For the past decade, Cotton has been a vocalist and violist in the psych-folk duo The Left Outsides and more recently has collaborated with Michael Tanner (Plinth/United Bible Studies).

The title of my piece came from reading an interview with Pauline where she talked about hearing as being the first sense to develop in the fetus and then the last sense to leave us when we die. It was something that had never occurred to me before but, after reading it, I thought about it a lot when playing or listening to music and sounds.

The day that I wrote my piece at home, I could hear a lawnmower in a distant garden. When focussing on listening to that sound, I used the notes which resonated from it to recreate the drone played on the viola and recorders, and the rest of the piece was built around that sound.

Isnaj Dui: “The Homebody”

Using concert and bass flutes, home-made dulcimers, and electronics, Katie English issues music under the Isnaj Dui name, is a member of littlebow, and oversees Rural Colours' operations.

When thinking of a piece to pay tribute to Pauline I decided to do a little homage to “The Wanderer.” I love the way it starts out as a drifty, peaceful tune before developing into a clattering mayhem. I called my version “The Homebody” as it's not quite as worldly as Oliveros's original!

Anne Garner: “Brink”

A singer, pianist, and flutist, Garner has released spellbinding music on Slowcraft and Unperceived (2015's Be Life, 2016's Be Life Relvived) and is currently working on a new album.

Up to now I've been more focused on composing songs than instrumental music. When I was asked to write a piece in tribute to Pauline Oliveros I gave myself permission to take a slightly different approach. I ensured I was really listening to myself and my environment before committing to any sound. Once the drone was established I allowed the piano to lead and the high flute part was less about melody and more how it made my body feel. I took my time and approached the whole piece in a very unselfconscious way without too much concern for the outcome. The piece is precious to me as much for the process as anything else.

Brona McVittie: “You Are My Sister”

The lead singer and harpist for the Irish band The London Lasses and a littlebow member, McVittie is currently working on her solo debut album and collaborating on a new release with Orla Wren.

My piece was created with filtered harp, idiopan (a kind of steel tongue drum) and voice; my cat Bingo also features on the track (it's a bit like that game, “Where's Wally?”). When Gil Scott Heron said, “The first revolution is when you change your mind about how you look at things, and see there might be another way to look at it that you have not been shown...,” he puts me in mind of Pauline's work, who was tireless until her final year, always finding new collaborators and ways to approach her music.
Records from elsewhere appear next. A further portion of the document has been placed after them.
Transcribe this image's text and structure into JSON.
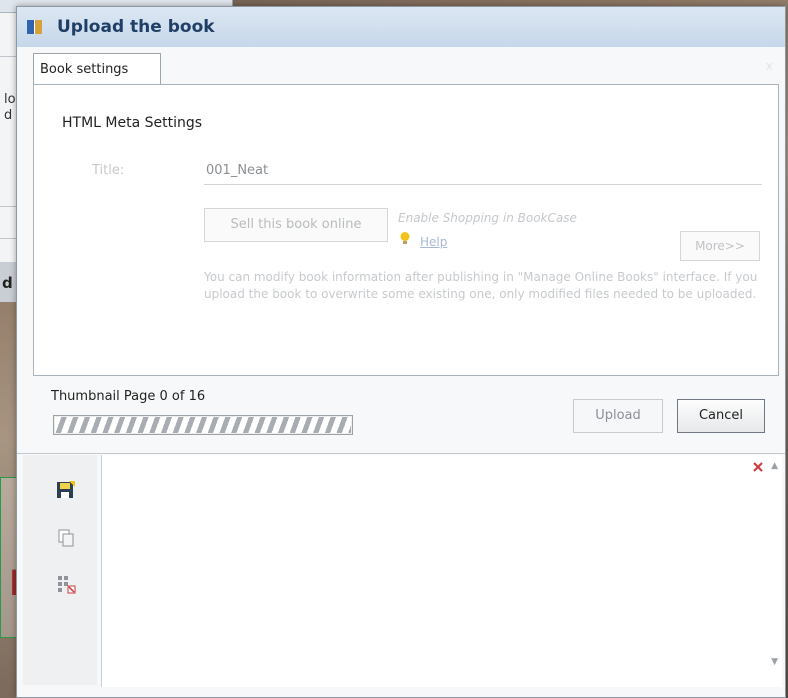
{
  "background": {
    "left_text_lines": [
      "lo",
      "d"
    ],
    "band_label": "d",
    "overlay_text": "ng"
  },
  "dialog": {
    "title": "Upload the book",
    "close_label": "x",
    "tab_label": "Book settings",
    "section_title": "HTML Meta Settings",
    "title_label": "Title:",
    "title_value": "001_Neat",
    "sell_button": "Sell this book online",
    "shopping_note": "Enable Shopping in BookCase",
    "help_link": "Help",
    "more_button": "More>>",
    "info_text": "You can modify book information after publishing in \"Manage Online Books\" interface. If you upload the book to overwrite some existing one, only modified files needed to be uploaded.",
    "thumbnail_status": "Thumbnail Page 0 of 16",
    "progress_fraction": 1.0,
    "upload_button": "Upload",
    "cancel_button": "Cancel"
  },
  "icons": [
    "book-app-icon",
    "lightbulb-icon",
    "save-icon",
    "copy-icon",
    "grid-delete-icon",
    "clear-icon",
    "scroll-up-icon",
    "scroll-down-icon"
  ],
  "colors": {
    "title_text": "#1f3f66",
    "help_link": "#a8b8d8",
    "overlay_text": "#9b2a2a",
    "overlay_border": "#2a9a4a"
  }
}
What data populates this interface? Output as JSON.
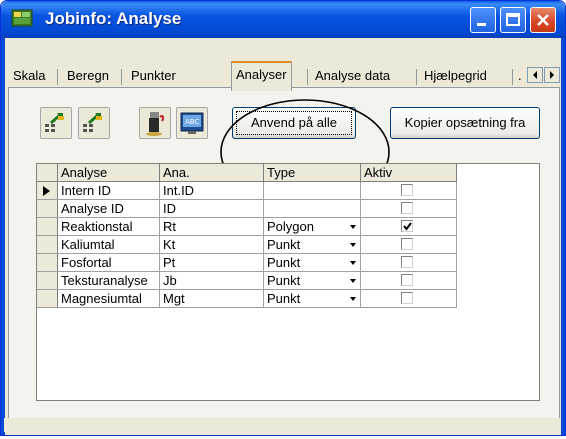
{
  "window": {
    "title": "Jobinfo: Analyse",
    "controls": {
      "minimize": "minimize",
      "maximize": "maximize",
      "close": "close"
    }
  },
  "tabs": [
    {
      "label": "Skala"
    },
    {
      "label": "Beregn"
    },
    {
      "label": "Punkter"
    },
    {
      "label": "Analyser",
      "active": true
    },
    {
      "label": "Analyse data"
    },
    {
      "label": "Hjælpegrid"
    },
    {
      "label": "."
    }
  ],
  "toolbar": {
    "icons": [
      "select-all-icon",
      "deselect-icon",
      "import-icon",
      "spellcheck-icon"
    ],
    "apply_label": "Anvend på alle",
    "copy_label": "Kopier opsætning fra"
  },
  "grid": {
    "columns": [
      "Analyse",
      "Ana.",
      "Type",
      "Aktiv"
    ],
    "rows": [
      {
        "analyse": "Intern ID",
        "abbr": "Int.ID",
        "type": "",
        "active": false,
        "current": true
      },
      {
        "analyse": "Analyse ID",
        "abbr": "ID",
        "type": "",
        "active": false
      },
      {
        "analyse": "Reaktionstal",
        "abbr": "Rt",
        "type": "Polygon",
        "active": true
      },
      {
        "analyse": "Kaliumtal",
        "abbr": "Kt",
        "type": "Punkt",
        "active": false
      },
      {
        "analyse": "Fosfortal",
        "abbr": "Pt",
        "type": "Punkt",
        "active": false
      },
      {
        "analyse": "Teksturanalyse",
        "abbr": "Jb",
        "type": "Punkt",
        "active": false
      },
      {
        "analyse": "Magnesiumtal",
        "abbr": "Mgt",
        "type": "Punkt",
        "active": false
      }
    ]
  },
  "colors": {
    "titlebar": "#0854e2",
    "face": "#ece9d8",
    "active_tab_accent": "#e68b2c"
  }
}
It has been refreshing for me to use the harp in a non harp-like way as she did with her accordion, and my involvement in The Last Sense To Leave Us has helped me find new ways to play and opened up new musical collaborations.


June 2017